Received from Messalina at the Circle of Trust Inn in exchange for a Bellegar Coin.



The whole of Rivellon has been absorbed by novels and plays so fantastic that a genuine, personal history such as this will hardly be believed. It is indeed so that the names and locations have been altered or concealed, and that a new pen has been lifted to retell the story, but that does not make the facts fictitious. This pen that I speak of, obviously, is mine and it has been taken up to make this story speak a language that is fit to be read and heard. The original author, being an offspring of debauchery, did give an account of her vicious acts in a language that does not flatter the lady that she became.

Growing up in Rivertown, and moving up the social ladder to live the life of a princess in Verdistis her memoirs did not hint at growing penitent and humble. She seems insistently inclined to employ the vulgar vocabulary of Rivertown, and more importantly and regrettably, that of the streets and her initial social climates.
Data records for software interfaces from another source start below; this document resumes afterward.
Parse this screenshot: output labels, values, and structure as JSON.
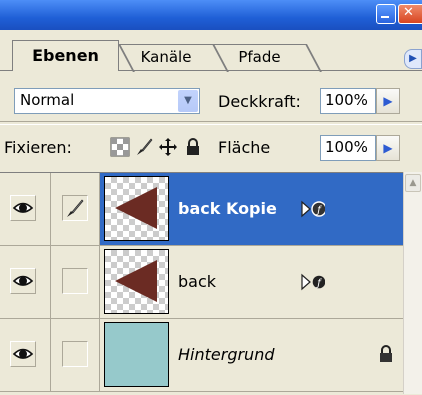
{
  "tabs": [
    {
      "label": "Ebenen",
      "active": true
    },
    {
      "label": "Kanäle",
      "active": false
    },
    {
      "label": "Pfade",
      "active": false
    }
  ],
  "blend_mode": {
    "value": "Normal"
  },
  "opacity": {
    "label": "Deckkraft:",
    "value": "100%"
  },
  "lock": {
    "label": "Fixieren:"
  },
  "fill": {
    "label": "Fläche",
    "value": "100%"
  },
  "layers": [
    {
      "name": "back Kopie",
      "selected": true,
      "visible": true,
      "thumb": "red-triangle",
      "has_fx": true
    },
    {
      "name": "back",
      "selected": false,
      "visible": true,
      "thumb": "red-triangle",
      "has_fx": true
    },
    {
      "name": "Hintergrund",
      "selected": false,
      "visible": true,
      "thumb": "solid-teal",
      "locked": true
    }
  ],
  "colors": {
    "selection": "#316ac5",
    "triangle": "#6b2b23",
    "background_fill": "#96c9cb",
    "titlebar": "#2461d8"
  },
  "icons": [
    "minimize-icon",
    "close-icon",
    "dropdown-arrow-icon",
    "right-arrow-icon",
    "lock-transparency-icon",
    "lock-brush-icon",
    "move-icon",
    "lock-all-icon",
    "eye-icon",
    "brush-icon",
    "fx-icon",
    "lock-icon",
    "scroll-up-icon"
  ]
}
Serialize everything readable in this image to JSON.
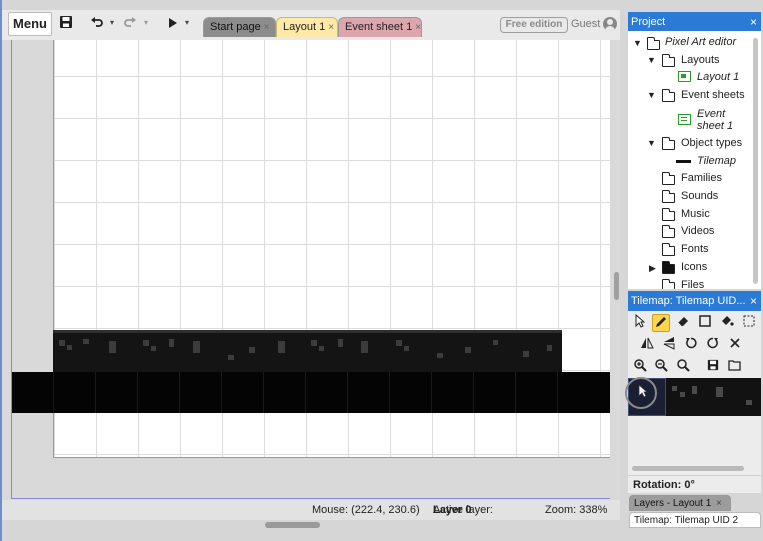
{
  "toolbar": {
    "menu_label": "Menu",
    "save_icon": "save-icon",
    "undo_icon": "undo-icon",
    "redo_icon": "redo-icon",
    "play_icon": "play-icon",
    "free_edition_label": "Free edition",
    "user_label": "Guest"
  },
  "tabs": [
    {
      "label": "Start page",
      "close": "×",
      "active": false
    },
    {
      "label": "Layout 1",
      "close": "×",
      "active": true
    },
    {
      "label": "Event sheet 1",
      "close": "×",
      "active": false
    }
  ],
  "statusbar": {
    "mouse": "Mouse: (222.4, 230.6)",
    "active_layer_prefix": "Active layer: ",
    "active_layer": "Layer 0",
    "zoom": "Zoom: 338%"
  },
  "project_panel": {
    "title": "Project",
    "close": "×",
    "tree": {
      "root": "Pixel Art editor",
      "layouts": "Layouts",
      "layout_1": "Layout 1",
      "event_sheets": "Event sheets",
      "event_sheet_1_line1": "Event",
      "event_sheet_1_line2": "sheet 1",
      "object_types": "Object types",
      "tilemap": "Tilemap",
      "families": "Families",
      "sounds": "Sounds",
      "music": "Music",
      "videos": "Videos",
      "fonts": "Fonts",
      "icons": "Icons",
      "files": "Files"
    }
  },
  "tilemap_panel": {
    "title": "Tilemap: Tilemap UID...",
    "close": "×",
    "rotation_label": "Rotation: 0°"
  },
  "bottom_tabs": {
    "layers": "Layers - Layout 1",
    "layers_close": "×",
    "tilemap": "Tilemap: Tilemap UID 2"
  },
  "colors": {
    "panel_header": "#2b7bd6",
    "active_tab": "#ffe9a8",
    "event_tab": "#dba6ad",
    "active_tool": "#ffd54a"
  }
}
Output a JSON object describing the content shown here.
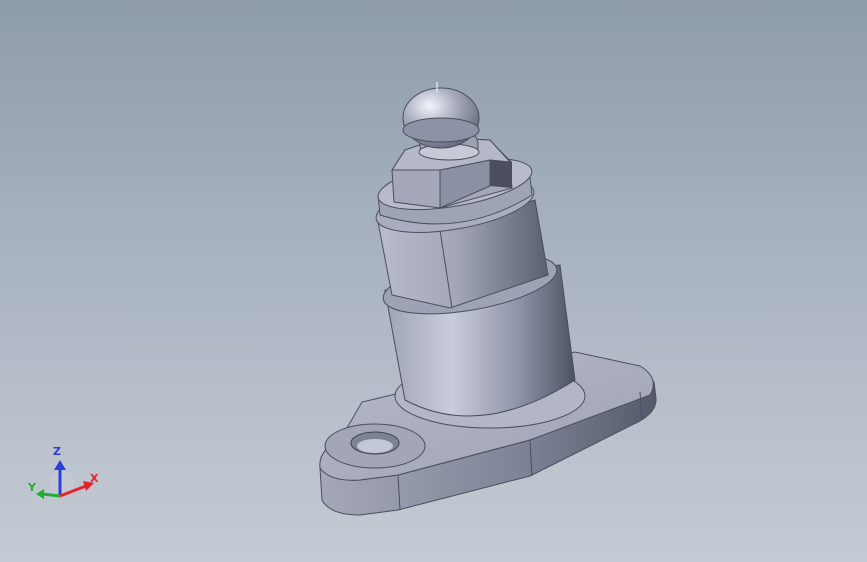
{
  "triad": {
    "x_label": "X",
    "y_label": "Y",
    "z_label": "Z",
    "x_color": "#e0262b",
    "y_color": "#1fae35",
    "z_color": "#2a3fd6"
  },
  "model": {
    "part_color": "#a8adbf"
  }
}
The purpose of dressing up this history was to take all possible care not to give lewd ideas to its innocent readers. Those parts of her life which could not be modestly told are left out or shortened so as not to offend even the chastest reader. What is left is still a story that gives beauty to the penitent part of her life, whilst not forgetting that the best illustration of that beauty is painting it against the background of her former life - which was quite the opposite. Therefore, to give authority and strength to her regret, the wicked part should be made as wicked as the reader will bear. This is not a warning: it is a recommendation to those who know how to read this story and a signal that the taste of the wicked will not always be pleasing to those readers with a more selective palate. It is recommended that you make good use of the moral within and not of the descriptions and events of the person herein described.

(Despite the author's preface seeming to promise a laid-back read, the many chapters of this book describe in depraving detail the many encounters that this woman has had with several men, leaving absolutely nothing to the imagination. Moving up the social ladder apparently involves many sheds and haystacks, backrooms and bedrooms. The last chapter is the very picture of a fairytale, but the reader cannot shrug off the feeling that the couple did not live happily ever after, but both died young of a variety of STDs.)